Failure of the Patellar Tendon with the Patella Everted versus Noneverted in a Matched-Pair Cadaver Model

James A. Ryan, MD
Department of Orthopaedic Surgery, Hospital for Special Surgery

Kathleen N. Meyers, MS
Department of Biomechanics, Hospital for Special Surgery

Paolo DiBenedetto, MD
Clinic of Orthopaedics and Traumatology, University of Udine

Steven B. Haas, MD
Steven B. Haas, MD

Chief of Knee Service, Hospital for Special Surgery
Attending Orthopedic Surgeon, Hospital for Special Surgery

Timothy Wright, PhD

Senior Scientist, Hospital for Special Surgery
F.M. Kirby Chair, Orthopaedic Biomechanics


Avoidance of patellar eversion during total knee arthroplasty may help to prevent injury to the patellar tendon.

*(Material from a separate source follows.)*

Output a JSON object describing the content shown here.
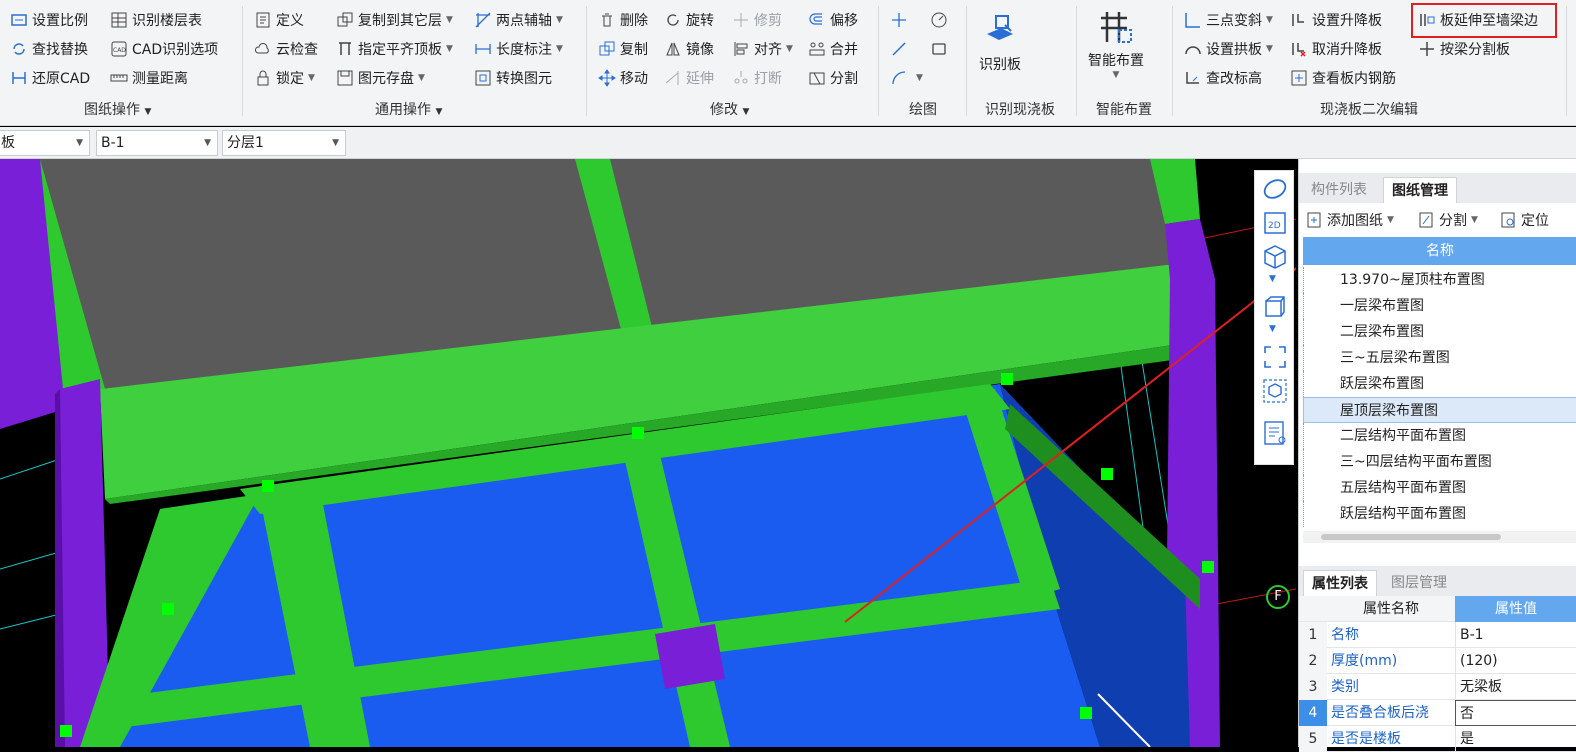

The purpose of this study was to compare the load-to-failure of the everted versus the noneverted patella in a cadaveric model. Fourteen cadaver knees (seven pairs) were loaded to failure with the patella everted in one knee and not everted in the other. Mean load-at-ultimate failure in the patella-everted group was 1,111 ± 572 N, and in the patella-noneverted group was 1,621 ± 683 N (p = 0.01). Additionally, loads-at-initial-partial failure were lower (p = 0.04) in the patella-everted compared to the patella-noneverted group, 573 ± 302 N versus 1,115 ± 358 N, respectively. A partial failure of the patellar tendon occurred in 100% of the everted specimens, whereas only 57% of the noneverted specimens had partial failure. These findings suggest patella eversion may lead to failure of the patellar insertion at lower loads than when the patella is not everted.

This article appears in HSS Journal: Volume 6, Number 2.
View the full article at

About the HSS Journal

HSS Journal, an academic peer-reviewed journal, is published twice a year, February and September, and features articles by internal faculty and HSS alumni that present current research and clinical work in the field of musculoskeletal medicine performed at HSS, including research articles, surgical procedures, and case reports.


Related Conditions

Back in the Game Patient Stories: